The types of data in the accessed email accounts included names, addresses, medical record numbers, dates of birth, health insurance details, medical diagnoses, treatment details, surgical information, and dates of service. A very small number of people also had their Social Security numbers and bank account information accessed.

The incident happened over the space of a week in the summer between July 21 and July 28 when spear phishing emails were transmitted to specific individuals at the Medical College of Wisconsin. Reacting to those emails resulted in the attackers gaining access to email login details.

Medical College of Wisconsin hired a computer forensics firm to complete an investigation into the phishing attack, and while that investigation discovered that access to the email accounts was gained by unauthorized people, it was not possible to determine whether emails with protected health information had been accessed or viewed, or if any sensitive information was obtained. Since the attack happened, no reports of misuse of patient information have been filed.

To protect people from identity theft and fraud, credit monitoring and identity theft restoration services have been provided for breach victims free of charge, but only to those people whose Social Security numbers were accessed.

Medical College of Wisconsin revealed that in addition to some faculty employees and Medical College of Wisconsin patients, some people who received treatment at Children’s Hospital of Wisconsin and Froedtert Health have also been affected by the breach.

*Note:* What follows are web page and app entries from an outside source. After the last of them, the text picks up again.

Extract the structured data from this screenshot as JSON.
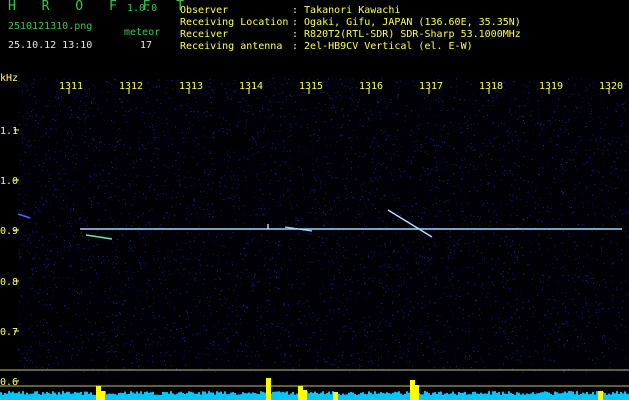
{
  "app": {
    "name": "H R O F F T",
    "version": "1.0.0",
    "filename": "2510121310.png",
    "datetime": "25.10.12 13:10",
    "counter_label": "meteor",
    "counter_value": "17"
  },
  "info": {
    "rows": [
      {
        "label": "Observer",
        "value": ": Takanori Kawachi"
      },
      {
        "label": "Receiving Location",
        "value": ": Ogaki, Gifu, JAPAN (136.60E, 35.35N)"
      },
      {
        "label": "Receiver",
        "value": ": R820T2(RTL-SDR) SDR-Sharp 53.1000MHz"
      },
      {
        "label": "Receiving antenna",
        "value": ": 2el-HB9CV Vertical (el. E-W)"
      }
    ]
  },
  "axes": {
    "y_unit": "kHz",
    "time_ticks": [
      "1311",
      "1312",
      "1313",
      "1314",
      "1315",
      "1316",
      "1317",
      "1318",
      "1319",
      "1320"
    ],
    "freq_ticks": [
      "1.1",
      "1.0",
      "0.9",
      "0.8",
      "0.7",
      "0.6"
    ]
  },
  "colors": {
    "background": "#000000",
    "noise": "#1a2a8a",
    "carrier": "#9fd8ff",
    "spectrum": "#00c8ff",
    "peak": "#ffff00",
    "tick_text": "#ffff55"
  }
}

The most recent Medical College of Wisconsin phishing attack comes just 10 months following a similar incident resulted in the accessing of 3,200 patients’ protected health information.

Author: Maria Perez